You have probably seen lots of fun and creative “Prom-posals” recently on social media. While, these posts get lots of clicks, and we associate prom with photo-ops and a right of passage during high school. Unfortunately, prom season typically brings a spike in alcohol-related traffic accidents involving young people.
Research from the insurance industry, The Partnership at www.Drugfree.com (formerly The Partnership for a Drug-Free America), and Students Against Destructive Decisions (SADD) shows that 70-percent of high school juniors and seniors expect their peers to drink and drive on prom night.
The Good & The Bad
There is a positive side to this story. Teens countering peer pressure – real or perceived – to drink coupled with parent and child education, awareness, seat belt use, and the fact that abstaining from alcohol is perceived as cool by teens in many areas have all contributed to the overall decline of alcohol related accidents.
Prom season remains a fragile time, especially since it signals the start of the “senior slump.” The time of year when departing high schoolers begin to feel liberated from school and home. Moreover, they begin to wind down from academics, as they head towards graduation and summer mode.

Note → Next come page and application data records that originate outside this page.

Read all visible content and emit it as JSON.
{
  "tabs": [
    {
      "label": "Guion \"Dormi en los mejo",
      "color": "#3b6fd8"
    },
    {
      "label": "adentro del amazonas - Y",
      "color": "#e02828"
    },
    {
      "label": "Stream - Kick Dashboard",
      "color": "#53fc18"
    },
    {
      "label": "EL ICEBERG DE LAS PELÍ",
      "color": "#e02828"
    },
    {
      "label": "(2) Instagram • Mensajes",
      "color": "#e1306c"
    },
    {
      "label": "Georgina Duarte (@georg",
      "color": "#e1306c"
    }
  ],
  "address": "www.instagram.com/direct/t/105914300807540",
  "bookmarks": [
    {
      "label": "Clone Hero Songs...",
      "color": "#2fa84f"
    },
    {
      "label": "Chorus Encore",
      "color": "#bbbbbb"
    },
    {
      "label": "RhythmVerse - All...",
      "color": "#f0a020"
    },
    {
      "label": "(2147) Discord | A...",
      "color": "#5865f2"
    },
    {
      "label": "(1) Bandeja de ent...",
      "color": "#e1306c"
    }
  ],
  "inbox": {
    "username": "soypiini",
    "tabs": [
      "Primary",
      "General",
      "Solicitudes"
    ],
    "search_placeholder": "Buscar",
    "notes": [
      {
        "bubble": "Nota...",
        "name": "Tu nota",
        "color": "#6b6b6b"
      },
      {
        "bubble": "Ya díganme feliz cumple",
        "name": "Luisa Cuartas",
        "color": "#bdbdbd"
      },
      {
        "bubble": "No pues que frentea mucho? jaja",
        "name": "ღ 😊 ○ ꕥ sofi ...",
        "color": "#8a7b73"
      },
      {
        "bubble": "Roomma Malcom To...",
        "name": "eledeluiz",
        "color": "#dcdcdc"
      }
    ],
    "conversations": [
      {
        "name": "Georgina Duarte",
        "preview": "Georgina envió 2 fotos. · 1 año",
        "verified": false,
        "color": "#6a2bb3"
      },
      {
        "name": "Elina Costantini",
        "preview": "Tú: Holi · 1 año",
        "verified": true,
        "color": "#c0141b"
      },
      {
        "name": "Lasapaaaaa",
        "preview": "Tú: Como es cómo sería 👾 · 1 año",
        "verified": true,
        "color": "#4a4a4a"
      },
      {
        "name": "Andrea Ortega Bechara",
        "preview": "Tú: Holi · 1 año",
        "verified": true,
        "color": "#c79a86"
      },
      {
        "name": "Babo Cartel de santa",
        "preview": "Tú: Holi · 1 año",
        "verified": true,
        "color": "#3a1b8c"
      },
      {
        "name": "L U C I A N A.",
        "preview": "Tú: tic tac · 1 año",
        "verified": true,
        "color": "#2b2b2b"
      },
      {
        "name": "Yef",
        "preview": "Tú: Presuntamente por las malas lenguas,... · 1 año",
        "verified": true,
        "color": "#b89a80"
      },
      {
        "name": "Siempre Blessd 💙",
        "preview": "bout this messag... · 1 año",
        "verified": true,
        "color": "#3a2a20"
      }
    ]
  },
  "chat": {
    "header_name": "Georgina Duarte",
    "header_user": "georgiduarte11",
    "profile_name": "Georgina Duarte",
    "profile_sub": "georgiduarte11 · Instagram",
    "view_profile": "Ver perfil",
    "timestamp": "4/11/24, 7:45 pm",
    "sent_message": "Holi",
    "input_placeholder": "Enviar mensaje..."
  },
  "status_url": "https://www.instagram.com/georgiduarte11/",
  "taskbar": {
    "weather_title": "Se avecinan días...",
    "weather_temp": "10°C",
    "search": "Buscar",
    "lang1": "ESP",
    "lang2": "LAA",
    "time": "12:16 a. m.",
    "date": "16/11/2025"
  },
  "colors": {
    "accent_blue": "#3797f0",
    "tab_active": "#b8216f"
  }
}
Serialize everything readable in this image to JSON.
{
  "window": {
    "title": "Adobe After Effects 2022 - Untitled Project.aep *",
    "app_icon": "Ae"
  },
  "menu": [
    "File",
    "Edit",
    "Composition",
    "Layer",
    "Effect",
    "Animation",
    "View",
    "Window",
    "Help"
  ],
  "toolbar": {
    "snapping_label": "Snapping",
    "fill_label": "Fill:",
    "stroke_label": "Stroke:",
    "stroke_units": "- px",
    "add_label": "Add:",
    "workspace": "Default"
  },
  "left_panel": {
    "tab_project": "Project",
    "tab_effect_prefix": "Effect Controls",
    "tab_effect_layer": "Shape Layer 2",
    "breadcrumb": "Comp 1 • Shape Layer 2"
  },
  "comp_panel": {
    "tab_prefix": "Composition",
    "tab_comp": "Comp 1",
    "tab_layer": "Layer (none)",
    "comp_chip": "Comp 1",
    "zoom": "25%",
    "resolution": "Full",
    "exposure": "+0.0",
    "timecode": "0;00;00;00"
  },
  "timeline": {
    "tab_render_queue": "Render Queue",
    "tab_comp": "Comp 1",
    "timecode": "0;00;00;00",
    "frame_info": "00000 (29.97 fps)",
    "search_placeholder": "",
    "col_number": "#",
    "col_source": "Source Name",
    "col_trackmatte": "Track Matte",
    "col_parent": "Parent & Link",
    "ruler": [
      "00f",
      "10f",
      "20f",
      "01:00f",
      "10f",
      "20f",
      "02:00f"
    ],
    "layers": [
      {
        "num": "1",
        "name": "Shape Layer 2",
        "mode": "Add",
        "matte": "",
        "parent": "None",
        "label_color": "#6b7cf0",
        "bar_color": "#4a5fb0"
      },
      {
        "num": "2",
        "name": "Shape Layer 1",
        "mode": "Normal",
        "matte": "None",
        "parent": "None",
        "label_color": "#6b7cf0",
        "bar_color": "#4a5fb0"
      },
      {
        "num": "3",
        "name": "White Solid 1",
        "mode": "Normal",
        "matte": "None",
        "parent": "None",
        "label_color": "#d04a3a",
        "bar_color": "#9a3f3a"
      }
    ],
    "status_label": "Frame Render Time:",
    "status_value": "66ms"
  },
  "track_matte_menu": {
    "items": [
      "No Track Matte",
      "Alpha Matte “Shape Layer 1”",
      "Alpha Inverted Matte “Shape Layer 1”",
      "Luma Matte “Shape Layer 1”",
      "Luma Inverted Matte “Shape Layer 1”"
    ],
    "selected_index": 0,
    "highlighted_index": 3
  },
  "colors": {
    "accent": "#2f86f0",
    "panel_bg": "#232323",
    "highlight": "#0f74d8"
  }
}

During this time, some schools have felt compelled to administer random breath alcohol tests, lockdowns of hotel and school venues (once you’re out, you’re out), bloody mock DUI scenes, and even drug-sniffing dogs to ensure that dances and other chaperoned events are safe. However, it is at the unsupervised after-parties where underage drinkers can seek a better time.
Don’t Do It
Adults must step up and enforce a strict DO NOT SERVE ALCOHOL at events they are hosting. Many states impose legal liability of varying degrees on such “social hosts” who furnish alcohol to minors others than their own children.
During prom, however, some parents seem to think it is worth the risk to serve alcohol if it keeps kids at house and off the roads. A reason for this happening is that these parents remember drinking as a rite of passage at their proms, so they think it should be for their kids. These parents may allow kids to reserve hotel rooms unsupervised or believe it best to host after-parties at home and ignore what happens in the basement.
Ignoring the “after prom party” is never a good idea. Parents need to be involved and make sure their child has a safe and fun to go to after the prom. Every child deserves an opportunity to enjoy their prom and to make great lasting memories, but in a safe manner that doesn’t jeopardize their future.
We hope all prom attendees enjoy a great prom season. However, if something does not go according to plan, know that Miller & Wynn is here if you need us. Our locally-based attorneys, Mike Miller and Christopher L. Wynn, have decades of experience. Contact us for a free consultation at 770-942-2720 or visit www.MillerWynnLaw.com.